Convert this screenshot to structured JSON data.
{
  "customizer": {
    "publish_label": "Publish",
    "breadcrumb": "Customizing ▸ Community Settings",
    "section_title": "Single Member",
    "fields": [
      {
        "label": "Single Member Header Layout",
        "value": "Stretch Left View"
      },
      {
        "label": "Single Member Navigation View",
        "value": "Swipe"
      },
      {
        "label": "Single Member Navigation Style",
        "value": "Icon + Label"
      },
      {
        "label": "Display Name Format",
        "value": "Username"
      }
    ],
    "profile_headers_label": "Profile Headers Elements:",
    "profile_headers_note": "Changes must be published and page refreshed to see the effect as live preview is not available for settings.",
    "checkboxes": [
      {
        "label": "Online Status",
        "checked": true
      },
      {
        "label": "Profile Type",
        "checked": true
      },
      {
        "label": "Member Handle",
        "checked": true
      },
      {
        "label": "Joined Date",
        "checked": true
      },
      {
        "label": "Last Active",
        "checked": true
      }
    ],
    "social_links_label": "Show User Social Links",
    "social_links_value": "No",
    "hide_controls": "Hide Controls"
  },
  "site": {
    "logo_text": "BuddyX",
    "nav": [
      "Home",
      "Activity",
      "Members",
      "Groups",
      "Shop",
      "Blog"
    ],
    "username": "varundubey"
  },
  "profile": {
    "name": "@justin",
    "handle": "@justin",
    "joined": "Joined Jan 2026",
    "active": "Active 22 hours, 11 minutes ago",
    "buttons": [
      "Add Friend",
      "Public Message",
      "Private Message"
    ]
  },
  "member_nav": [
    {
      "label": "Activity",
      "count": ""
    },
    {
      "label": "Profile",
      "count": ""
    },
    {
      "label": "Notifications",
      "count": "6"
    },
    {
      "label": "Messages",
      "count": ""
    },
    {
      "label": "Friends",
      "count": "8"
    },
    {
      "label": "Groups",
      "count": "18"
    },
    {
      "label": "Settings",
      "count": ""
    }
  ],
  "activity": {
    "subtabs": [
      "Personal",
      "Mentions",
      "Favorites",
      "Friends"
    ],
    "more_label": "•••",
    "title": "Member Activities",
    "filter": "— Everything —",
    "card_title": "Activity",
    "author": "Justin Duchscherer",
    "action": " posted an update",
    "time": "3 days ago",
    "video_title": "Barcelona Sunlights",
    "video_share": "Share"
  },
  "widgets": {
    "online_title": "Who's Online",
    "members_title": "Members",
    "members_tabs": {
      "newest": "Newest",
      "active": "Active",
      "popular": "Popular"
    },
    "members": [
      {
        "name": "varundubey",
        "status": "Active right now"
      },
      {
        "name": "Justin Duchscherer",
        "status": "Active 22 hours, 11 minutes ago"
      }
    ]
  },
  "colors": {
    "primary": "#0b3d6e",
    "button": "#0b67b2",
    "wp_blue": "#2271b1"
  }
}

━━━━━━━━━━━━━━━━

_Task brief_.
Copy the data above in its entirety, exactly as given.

_Exercise solution_.
Convert this screenshot to structured JSON data.
{
  "customizer": {
    "publish_label": "Publish",
    "breadcrumb": "Customizing ▸ Community Settings",
    "section_title": "Single Member",
    "fields": [
      {
        "label": "Single Member Header Layout",
        "value": "Stretch Left View"
      },
      {
        "label": "Single Member Navigation View",
        "value": "Swipe"
      },
      {
        "label": "Single Member Navigation Style",
        "value": "Icon + Label"
      },
      {
        "label": "Display Name Format",
        "value": "Username"
      }
    ],
    "profile_headers_label": "Profile Headers Elements:",
    "profile_headers_note": "Changes must be published and page refreshed to see the effect as live preview is not available for settings.",
    "checkboxes": [
      {
        "label": "Online Status",
        "checked": true
      },
      {
        "label": "Profile Type",
        "checked": true
      },
      {
        "label": "Member Handle",
        "checked": true
      },
      {
        "label": "Joined Date",
        "checked": true
      },
      {
        "label": "Last Active",
        "checked": true
      }
    ],
    "social_links_label": "Show User Social Links",
    "social_links_value": "No",
    "hide_controls": "Hide Controls"
  },
  "site": {
    "logo_text": "BuddyX",
    "nav": [
      "Home",
      "Activity",
      "Members",
      "Groups",
      "Shop",
      "Blog"
    ],
    "username": "varundubey"
  },
  "profile": {
    "name": "@justin",
    "handle": "@justin",
    "joined": "Joined Jan 2026",
    "active": "Active 22 hours, 11 minutes ago",
    "buttons": [
      "Add Friend",
      "Public Message",
      "Private Message"
    ]
  },
  "member_nav": [
    {
      "label": "Activity",
      "count": ""
    },
    {
      "label": "Profile",
      "count": ""
    },
    {
      "label": "Notifications",
      "count": "6"
    },
    {
      "label": "Messages",
      "count": ""
    },
    {
      "label": "Friends",
      "count": "8"
    },
    {
      "label": "Groups",
      "count": "18"
    },
    {
      "label": "Settings",
      "count": ""
    }
  ],
  "activity": {
    "subtabs": [
      "Personal",
      "Mentions",
      "Favorites",
      "Friends"
    ],
    "more_label": "•••",
    "title": "Member Activities",
    "filter": "— Everything —",
    "card_title": "Activity",
    "author": "Justin Duchscherer",
    "action": " posted an update",
    "time": "3 days ago",
    "video_title": "Barcelona Sunlights",
    "video_share": "Share"
  },
  "widgets": {
    "online_title": "Who's Online",
    "members_title": "Members",
    "members_tabs": {
      "newest": "Newest",
      "active": "Active",
      "popular": "Popular"
    },
    "members": [
      {
        "name": "varundubey",
        "status": "Active right now"
      },
      {
        "name": "Justin Duchscherer",
        "status": "Active 22 hours, 11 minutes ago"
      }
    ]
  },
  "colors": {
    "primary": "#0b3d6e",
    "button": "#0b67b2",
    "wp_blue": "#2271b1"
  }
}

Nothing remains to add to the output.